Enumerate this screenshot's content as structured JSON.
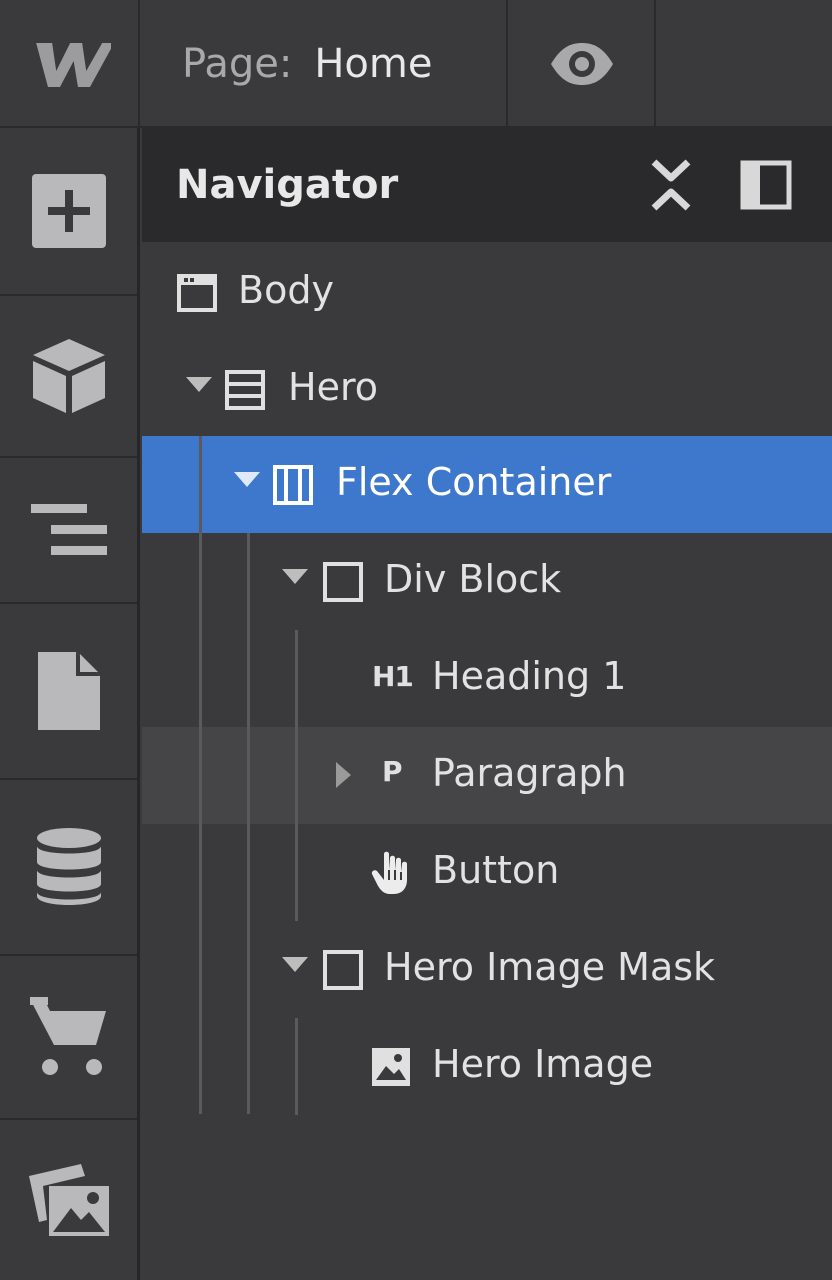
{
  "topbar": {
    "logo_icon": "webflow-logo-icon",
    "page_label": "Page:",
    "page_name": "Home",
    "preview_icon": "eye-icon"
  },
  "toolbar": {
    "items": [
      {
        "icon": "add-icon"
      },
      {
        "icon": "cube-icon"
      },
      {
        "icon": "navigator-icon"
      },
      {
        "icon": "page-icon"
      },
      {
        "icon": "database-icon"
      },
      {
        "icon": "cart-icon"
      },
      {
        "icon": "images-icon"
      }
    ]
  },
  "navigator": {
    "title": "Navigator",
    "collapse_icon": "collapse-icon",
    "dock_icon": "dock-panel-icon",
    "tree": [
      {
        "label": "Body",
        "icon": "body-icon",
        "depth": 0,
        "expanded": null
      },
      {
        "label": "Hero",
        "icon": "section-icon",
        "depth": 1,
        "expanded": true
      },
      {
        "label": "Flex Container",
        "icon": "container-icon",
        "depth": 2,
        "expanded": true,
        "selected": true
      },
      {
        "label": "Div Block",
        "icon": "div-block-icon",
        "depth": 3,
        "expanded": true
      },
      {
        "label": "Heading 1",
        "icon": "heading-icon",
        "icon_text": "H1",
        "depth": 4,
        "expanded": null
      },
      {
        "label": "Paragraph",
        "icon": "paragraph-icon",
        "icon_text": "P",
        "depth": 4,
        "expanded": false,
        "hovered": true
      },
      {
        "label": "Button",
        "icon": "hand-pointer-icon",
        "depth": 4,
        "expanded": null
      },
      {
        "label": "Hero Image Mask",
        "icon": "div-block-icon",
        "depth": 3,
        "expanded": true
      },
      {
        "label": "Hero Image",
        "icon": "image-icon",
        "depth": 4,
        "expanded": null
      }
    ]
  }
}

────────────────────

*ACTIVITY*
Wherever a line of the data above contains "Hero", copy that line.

*REPLY*
        "label": "Hero",
        "label": "Hero Image Mask",
        "label": "Hero Image",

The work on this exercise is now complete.